Your instructions
Report all lines below with the word "labels".

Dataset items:
______

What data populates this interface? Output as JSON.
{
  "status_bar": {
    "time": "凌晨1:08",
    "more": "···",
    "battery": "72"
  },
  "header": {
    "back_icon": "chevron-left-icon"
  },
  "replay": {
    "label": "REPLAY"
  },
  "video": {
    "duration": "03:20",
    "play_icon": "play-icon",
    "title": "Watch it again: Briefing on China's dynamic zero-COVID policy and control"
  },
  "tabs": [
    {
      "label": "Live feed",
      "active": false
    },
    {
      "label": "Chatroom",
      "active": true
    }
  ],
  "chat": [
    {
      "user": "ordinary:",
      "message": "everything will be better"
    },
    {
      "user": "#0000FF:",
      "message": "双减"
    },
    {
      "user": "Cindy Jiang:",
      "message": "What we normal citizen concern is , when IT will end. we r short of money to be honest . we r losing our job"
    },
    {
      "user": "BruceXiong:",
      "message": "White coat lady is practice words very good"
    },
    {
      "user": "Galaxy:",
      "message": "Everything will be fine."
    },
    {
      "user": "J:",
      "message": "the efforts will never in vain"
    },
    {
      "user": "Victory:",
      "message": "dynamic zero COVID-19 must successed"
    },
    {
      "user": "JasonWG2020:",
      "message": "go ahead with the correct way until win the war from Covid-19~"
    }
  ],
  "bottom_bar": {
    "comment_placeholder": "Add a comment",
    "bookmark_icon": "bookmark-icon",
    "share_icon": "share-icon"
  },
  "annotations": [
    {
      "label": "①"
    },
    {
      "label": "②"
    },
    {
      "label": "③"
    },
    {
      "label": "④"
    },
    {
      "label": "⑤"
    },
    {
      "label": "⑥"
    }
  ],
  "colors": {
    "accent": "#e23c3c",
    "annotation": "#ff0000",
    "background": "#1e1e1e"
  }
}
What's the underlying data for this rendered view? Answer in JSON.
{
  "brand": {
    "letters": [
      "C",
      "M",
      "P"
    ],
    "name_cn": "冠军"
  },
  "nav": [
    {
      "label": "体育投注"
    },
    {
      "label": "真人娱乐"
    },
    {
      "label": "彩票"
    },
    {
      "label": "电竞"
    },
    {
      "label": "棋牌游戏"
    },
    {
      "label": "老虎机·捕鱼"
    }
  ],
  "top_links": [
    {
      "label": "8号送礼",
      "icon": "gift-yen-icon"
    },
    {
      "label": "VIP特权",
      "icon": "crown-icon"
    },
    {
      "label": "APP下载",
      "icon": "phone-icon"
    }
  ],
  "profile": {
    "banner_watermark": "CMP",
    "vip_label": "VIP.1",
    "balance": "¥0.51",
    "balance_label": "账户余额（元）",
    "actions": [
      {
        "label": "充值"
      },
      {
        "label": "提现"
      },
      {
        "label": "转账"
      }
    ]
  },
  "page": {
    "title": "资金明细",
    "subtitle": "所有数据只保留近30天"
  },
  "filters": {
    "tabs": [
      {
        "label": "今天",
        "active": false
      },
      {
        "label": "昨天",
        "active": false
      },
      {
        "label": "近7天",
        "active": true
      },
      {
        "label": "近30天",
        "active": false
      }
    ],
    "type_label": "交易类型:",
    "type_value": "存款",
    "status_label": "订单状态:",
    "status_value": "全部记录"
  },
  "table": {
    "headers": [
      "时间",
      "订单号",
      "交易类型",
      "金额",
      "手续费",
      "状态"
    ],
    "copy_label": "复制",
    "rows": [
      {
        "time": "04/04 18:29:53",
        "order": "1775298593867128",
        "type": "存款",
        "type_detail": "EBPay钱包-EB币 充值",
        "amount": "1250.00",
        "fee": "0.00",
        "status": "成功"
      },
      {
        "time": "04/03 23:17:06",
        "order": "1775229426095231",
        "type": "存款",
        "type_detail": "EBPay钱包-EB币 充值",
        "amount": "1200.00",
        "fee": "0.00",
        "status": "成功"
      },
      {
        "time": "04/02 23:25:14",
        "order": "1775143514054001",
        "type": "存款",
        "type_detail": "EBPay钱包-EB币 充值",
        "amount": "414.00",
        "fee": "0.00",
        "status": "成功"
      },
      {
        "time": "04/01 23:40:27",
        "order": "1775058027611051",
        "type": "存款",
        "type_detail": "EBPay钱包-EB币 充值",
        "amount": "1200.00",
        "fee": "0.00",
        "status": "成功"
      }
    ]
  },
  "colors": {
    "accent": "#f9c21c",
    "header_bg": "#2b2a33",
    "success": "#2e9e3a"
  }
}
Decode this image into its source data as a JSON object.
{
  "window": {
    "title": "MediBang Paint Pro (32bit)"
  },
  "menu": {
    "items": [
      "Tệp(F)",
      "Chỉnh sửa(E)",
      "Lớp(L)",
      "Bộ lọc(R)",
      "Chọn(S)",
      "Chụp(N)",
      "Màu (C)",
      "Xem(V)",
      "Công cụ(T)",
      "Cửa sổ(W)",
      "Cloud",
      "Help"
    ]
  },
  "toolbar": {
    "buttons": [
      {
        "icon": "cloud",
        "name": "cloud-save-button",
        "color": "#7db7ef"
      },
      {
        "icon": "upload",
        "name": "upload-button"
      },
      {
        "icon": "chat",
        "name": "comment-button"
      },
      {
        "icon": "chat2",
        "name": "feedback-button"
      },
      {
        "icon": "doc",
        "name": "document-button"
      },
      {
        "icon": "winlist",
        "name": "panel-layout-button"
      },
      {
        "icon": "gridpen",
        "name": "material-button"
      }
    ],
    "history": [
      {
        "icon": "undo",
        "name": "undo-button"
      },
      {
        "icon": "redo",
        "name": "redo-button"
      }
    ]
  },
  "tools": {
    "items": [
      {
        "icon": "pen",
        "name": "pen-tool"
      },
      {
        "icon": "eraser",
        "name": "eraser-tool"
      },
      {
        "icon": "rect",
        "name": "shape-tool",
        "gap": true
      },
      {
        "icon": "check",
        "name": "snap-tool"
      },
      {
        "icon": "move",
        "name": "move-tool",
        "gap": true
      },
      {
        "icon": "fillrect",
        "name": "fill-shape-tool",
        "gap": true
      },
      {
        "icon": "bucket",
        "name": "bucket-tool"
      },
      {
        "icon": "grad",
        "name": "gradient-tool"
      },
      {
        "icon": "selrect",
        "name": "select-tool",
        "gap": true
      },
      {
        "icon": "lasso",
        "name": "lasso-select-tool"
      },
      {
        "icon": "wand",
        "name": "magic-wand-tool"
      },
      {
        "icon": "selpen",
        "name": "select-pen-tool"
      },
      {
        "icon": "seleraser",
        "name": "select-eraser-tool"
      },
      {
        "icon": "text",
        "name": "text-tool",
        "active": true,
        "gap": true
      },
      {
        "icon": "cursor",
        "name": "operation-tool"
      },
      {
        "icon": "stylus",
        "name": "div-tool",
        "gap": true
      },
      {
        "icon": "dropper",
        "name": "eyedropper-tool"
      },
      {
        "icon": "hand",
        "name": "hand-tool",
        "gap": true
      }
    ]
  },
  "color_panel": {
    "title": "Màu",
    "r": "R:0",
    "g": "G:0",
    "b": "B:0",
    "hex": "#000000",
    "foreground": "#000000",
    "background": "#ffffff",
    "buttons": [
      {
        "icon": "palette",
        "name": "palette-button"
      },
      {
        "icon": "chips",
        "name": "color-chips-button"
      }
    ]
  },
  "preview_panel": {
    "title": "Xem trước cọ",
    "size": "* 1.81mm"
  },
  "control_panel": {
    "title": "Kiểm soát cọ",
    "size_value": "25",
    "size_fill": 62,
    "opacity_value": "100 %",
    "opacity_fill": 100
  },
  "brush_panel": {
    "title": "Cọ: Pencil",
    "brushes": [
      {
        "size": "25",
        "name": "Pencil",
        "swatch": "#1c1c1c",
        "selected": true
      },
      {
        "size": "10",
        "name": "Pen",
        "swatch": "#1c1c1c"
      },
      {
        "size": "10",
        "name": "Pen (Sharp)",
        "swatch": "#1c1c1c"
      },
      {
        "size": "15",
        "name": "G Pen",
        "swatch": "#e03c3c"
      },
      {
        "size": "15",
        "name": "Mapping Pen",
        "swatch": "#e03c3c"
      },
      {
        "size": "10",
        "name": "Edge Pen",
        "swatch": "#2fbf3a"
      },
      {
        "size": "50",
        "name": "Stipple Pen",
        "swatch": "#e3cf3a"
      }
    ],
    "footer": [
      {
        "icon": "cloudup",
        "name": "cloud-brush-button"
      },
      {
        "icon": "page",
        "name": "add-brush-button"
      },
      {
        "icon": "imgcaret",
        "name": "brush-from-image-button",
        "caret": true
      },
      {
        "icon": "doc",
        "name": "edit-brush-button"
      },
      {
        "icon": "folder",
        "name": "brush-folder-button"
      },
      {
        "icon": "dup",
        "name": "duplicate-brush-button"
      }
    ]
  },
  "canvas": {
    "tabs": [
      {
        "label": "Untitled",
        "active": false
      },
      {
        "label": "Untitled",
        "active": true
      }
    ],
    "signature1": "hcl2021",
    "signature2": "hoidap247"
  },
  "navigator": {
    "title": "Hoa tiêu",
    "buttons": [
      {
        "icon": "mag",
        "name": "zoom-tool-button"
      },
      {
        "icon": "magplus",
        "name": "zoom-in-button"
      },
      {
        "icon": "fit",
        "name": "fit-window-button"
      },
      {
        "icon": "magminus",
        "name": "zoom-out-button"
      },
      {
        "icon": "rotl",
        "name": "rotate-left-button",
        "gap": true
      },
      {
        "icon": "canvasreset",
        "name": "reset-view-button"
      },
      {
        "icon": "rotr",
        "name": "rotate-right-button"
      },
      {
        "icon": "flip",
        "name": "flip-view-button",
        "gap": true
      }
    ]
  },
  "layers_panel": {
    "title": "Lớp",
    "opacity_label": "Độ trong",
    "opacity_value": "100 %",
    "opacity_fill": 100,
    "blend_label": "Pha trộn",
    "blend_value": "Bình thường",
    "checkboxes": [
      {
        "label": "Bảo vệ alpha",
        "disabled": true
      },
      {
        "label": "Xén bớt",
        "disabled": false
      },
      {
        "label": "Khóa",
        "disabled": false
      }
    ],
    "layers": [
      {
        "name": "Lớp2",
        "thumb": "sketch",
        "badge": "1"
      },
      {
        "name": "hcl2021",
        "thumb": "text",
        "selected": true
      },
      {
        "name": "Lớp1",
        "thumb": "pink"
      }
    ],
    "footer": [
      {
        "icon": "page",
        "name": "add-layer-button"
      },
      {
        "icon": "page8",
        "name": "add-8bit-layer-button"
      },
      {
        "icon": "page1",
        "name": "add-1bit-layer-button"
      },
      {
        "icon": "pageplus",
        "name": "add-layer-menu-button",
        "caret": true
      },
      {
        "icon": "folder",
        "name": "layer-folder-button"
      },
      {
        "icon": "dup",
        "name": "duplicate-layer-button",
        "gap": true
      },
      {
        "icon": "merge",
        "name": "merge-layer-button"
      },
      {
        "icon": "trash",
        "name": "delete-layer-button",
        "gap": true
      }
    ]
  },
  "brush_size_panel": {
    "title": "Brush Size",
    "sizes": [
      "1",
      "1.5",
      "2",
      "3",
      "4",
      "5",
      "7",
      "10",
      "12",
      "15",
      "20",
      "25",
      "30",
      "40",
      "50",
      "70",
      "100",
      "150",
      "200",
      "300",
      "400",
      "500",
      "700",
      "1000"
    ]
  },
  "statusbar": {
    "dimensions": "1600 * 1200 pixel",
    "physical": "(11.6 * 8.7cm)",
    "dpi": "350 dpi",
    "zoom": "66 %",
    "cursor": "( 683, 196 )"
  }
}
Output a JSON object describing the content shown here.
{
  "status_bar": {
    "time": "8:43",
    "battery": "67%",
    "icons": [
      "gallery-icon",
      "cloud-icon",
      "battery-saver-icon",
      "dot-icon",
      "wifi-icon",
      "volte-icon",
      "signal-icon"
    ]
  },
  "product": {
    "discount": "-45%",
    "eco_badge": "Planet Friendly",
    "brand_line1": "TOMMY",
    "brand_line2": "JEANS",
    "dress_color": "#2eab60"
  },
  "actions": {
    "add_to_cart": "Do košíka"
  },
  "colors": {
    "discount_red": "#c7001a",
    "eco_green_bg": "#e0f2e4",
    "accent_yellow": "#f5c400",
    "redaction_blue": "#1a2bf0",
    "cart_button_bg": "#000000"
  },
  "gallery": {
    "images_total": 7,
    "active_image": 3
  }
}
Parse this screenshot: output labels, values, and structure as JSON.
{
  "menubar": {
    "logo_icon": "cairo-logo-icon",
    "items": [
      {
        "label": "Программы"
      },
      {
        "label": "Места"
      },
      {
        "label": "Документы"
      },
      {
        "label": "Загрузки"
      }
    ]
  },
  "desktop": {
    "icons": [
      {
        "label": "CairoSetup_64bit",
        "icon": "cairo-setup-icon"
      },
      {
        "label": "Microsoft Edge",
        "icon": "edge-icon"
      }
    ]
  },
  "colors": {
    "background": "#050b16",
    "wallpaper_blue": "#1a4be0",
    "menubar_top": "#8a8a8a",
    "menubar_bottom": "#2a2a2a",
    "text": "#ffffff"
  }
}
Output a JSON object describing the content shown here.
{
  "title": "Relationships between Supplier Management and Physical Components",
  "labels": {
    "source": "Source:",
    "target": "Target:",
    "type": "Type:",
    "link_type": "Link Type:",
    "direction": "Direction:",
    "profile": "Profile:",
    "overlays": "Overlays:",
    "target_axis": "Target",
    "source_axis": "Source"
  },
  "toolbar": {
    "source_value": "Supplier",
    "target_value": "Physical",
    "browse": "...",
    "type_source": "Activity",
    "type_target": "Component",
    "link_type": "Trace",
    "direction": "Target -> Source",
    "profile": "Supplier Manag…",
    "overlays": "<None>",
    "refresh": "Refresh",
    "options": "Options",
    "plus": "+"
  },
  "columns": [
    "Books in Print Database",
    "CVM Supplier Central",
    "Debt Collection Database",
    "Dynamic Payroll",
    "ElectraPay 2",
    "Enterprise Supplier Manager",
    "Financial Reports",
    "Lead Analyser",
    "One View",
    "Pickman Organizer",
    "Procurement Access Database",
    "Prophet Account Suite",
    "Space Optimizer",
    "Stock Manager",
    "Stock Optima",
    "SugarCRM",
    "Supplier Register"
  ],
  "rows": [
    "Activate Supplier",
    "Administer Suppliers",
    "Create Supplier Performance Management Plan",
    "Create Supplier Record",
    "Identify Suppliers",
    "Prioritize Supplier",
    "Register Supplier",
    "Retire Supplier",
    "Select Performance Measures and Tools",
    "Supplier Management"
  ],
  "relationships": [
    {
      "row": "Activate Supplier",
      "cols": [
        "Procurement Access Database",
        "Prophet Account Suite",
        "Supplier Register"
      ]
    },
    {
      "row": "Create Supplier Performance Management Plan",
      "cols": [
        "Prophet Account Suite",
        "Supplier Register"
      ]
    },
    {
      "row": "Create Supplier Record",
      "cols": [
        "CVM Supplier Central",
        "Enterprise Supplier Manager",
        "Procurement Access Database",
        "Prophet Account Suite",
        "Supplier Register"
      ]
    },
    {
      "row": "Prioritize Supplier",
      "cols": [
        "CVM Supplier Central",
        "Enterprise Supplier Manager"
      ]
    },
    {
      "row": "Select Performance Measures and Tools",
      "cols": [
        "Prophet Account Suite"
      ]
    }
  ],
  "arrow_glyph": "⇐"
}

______

Answer section
Parse this screenshot: output labels, values, and structure as JSON.
  "labels": {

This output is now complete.